In 2015, Mr. Obama’s Equal Employment Opportunity Commission (EEOC) determined that “there is reasonable cause to conclude that a fired Macon, Georgia’s Mount deSales Academy band director Flint Dollar was discriminated against because of his sexual orientation.” School President David Held released a letter in 2014 that claimed Mr. Dollar was not fired because he was gay but because same-sex marriage is against Catholic doctrine.In most cases before one can sue for discrimination the aggrieved employee has to file a complaint before the EEOC. In this case the EEOC found “there is reasonable cause to conclude” that Dollar was discriminated against because of his sexual orientation. This gave Dollar the right to sue. This has nothing to do with Obama. These decisions are made by professional staff, many of whom were probably hired in the Bush years. Dollar sued and the matter was confidentially settled a few days after the Obergefell ruling in 2015.
Now that is what real discrimination looks like. Notwithstanding Mr. Held's pathetic reasoning, Mr. Dollar was discriminated against for being gay.
Add, of course:
Aaron and Melissa Klein, who refused to bake a cake for a same-sex wedding, and U.S. Marine Monifa Sterling, who was convicted in a court martial for not removing a scripture verse from her own work area, are just a few of the most recent examples of people who have lost their livelihoods because of discriminatory attacks on their religious liberty by the Obama administration.The Kleins discriminated against a gay couple in violation of state law. Are we to have one set of laws for conservative Christians and another set of laws for everyone else?
As for Lance Cpl. Sterling, she was ousted for a collection of offenses including failing to go to her appointed place of duty, disrespecting a commissioned officer, and disobeying direct orders from her superiors to wear the proper uniform. These were separate from the Bible verse incident and had nothing to do with religious freedom. As for those Bible verses, she was instructed to take them down by a superior. In the Marine Corps you follow orders. There are procedures for resolving an unjust or illegal order but insubordination is not one of them.
The leaked draft of Mr. Trump’s executive order maintains that as a matter of policy, “Americans and their religious organizations will not be coerced by the Federal Government into participating in activities that violate their conscience.” It protects the tax-exempt status of any organization that “believes, speaks, or acts in accordance with the belief that marriage …Whether or not The Nation published a leaked early draft of a future executive order remains unknown. Trump could certainly do something that is odious. This draft is basically a recitation of the First Amendment Defense Act which has been rescinded in the House by its author (who may resubmit) and, more importantly, never got out of committee in the Senate — and probably never will, In testimony before a House committee, several people (including Barney Frank) made a very good case for why FADA was unconstitutional per se. According to Mr. Frank:
It is of course the case that this particular proposal is motivated solely by an animus against lesbian, gay, bisexual and transgender people, and is in fact worded in the form I have seen to authorize denial of publicly funded services to anyone in these categories who engages in any physical intimacy with another.

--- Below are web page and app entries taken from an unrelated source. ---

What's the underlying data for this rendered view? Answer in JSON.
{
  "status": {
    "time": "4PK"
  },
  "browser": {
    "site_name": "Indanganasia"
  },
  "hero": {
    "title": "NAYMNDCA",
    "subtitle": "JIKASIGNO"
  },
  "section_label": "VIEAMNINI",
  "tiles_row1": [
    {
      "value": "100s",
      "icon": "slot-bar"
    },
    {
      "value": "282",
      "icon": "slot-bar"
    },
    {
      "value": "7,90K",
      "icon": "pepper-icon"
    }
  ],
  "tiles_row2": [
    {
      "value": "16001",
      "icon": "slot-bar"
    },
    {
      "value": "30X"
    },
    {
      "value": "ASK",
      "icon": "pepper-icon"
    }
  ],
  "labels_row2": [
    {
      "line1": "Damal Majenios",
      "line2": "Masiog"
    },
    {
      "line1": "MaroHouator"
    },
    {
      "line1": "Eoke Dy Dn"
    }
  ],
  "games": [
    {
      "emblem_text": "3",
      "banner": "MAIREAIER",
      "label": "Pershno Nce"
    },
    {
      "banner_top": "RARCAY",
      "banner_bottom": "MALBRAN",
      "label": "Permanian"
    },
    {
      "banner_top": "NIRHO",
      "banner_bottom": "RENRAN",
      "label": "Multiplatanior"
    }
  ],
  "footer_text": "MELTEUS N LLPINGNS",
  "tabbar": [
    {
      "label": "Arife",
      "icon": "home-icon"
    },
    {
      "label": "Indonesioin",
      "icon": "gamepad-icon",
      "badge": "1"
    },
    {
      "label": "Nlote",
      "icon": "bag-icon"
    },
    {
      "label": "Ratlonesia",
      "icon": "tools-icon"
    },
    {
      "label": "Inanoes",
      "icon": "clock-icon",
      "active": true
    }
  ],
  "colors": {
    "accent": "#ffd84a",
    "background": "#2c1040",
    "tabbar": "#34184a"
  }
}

That it is an expression of anti GLBT prejudice is beyond debate. There are a variety of religions with a variety of precepts that differ with Federal policies. This bill singles out one such objection and empowers those who hold this belief—and only them—with a legal right no other religious believer will enjoy.Ms. Hendershott is so busy enjoying victimhood that she doesn't take the time to figure any of this out. Religious conservatives are not exactly the world's most proficient critical thinkers.